The proposed changes will likely see Australia on track to have the highest pension age by 2035. Rather than increasing the pension age, the government should focus on the ever-increasing delays in the processing of age pension claims. The amount of time that some Canberrans have had to wait for their simple claims to be processed is deeply concerning. Members of my community and throughout our society have contributed to our economy their entire working lives, yet they are being forced to wait months for their age pension applications to be processed.
We know this government has a very poor track record when it comes to looking after the most vulnerable in our community, but turning its back on age pensioners and forcing them into uncertainty is completely unacceptable. It's not just the pockets of age pensioners that this government has its hands in. Some special benefit recipients aged between 55 and 59 are volunteering in our communities for 30 hours per fortnight to meet their contribution requirements so they can receive Newstart, and part of this legislation will require recipients to make up 15 of those 30 hours with paid work. I'm not sure where this idea came from and I'm not sure whether this government has actually had any engagement with women and men who aren't in the workforce and are over 55 and looking for jobs.
I have had two men aged over 55 working in my office as volunteers. They had lost their jobs. I couldn't afford to pay them, but they made a significant contribution. From that work, they have managed to get a paid job, but they went through some very significant challenges. The fact that this government has introduced this requirement is just breathtaking. What evidence does the government have that this is actually going to work? Where is the evidence that this is going to work? These people are already finding it very, very challenging to get work due to the ageism that is prevalent in Australian society, and the government is making the situation even worse.

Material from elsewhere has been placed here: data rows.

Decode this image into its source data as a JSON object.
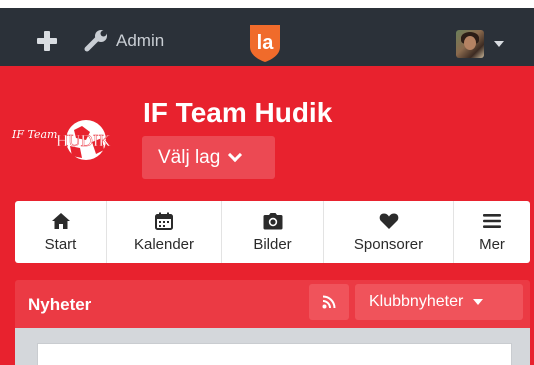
{
  "topbar": {
    "add_icon": "plus-icon",
    "admin_label": "Admin",
    "admin_icon": "wrench-icon",
    "logo_text": "la",
    "logo_color": "#f06b2b",
    "user_menu_icon": "caret-down-icon"
  },
  "club": {
    "name": "IF Team Hudik",
    "logo_text_line1": "IF Team",
    "logo_text_line2": "HUDIK",
    "team_select_label": "Välj lag"
  },
  "menu": {
    "items": [
      {
        "label": "Start",
        "icon": "home-icon"
      },
      {
        "label": "Kalender",
        "icon": "calendar-icon"
      },
      {
        "label": "Bilder",
        "icon": "camera-icon"
      },
      {
        "label": "Sponsorer",
        "icon": "heart-icon"
      },
      {
        "label": "Mer",
        "icon": "hamburger-icon"
      }
    ]
  },
  "news": {
    "title": "Nyheter",
    "rss_icon": "rss-icon",
    "filter_label": "Klubbnyheter"
  },
  "colors": {
    "brand_red": "#e8222e",
    "appbar": "#2b3139",
    "button_red": "#eb3a44"
  }
}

I join with members of my party, the Labor Party, who have spoken against the unfair measures in this bill. It's been a common theme over the last four years that, in the absence of adequate support being provided by the government, Labor has been the only voice for vulnerable Australians, the only voice protecting vulnerable Australians. (Time expired)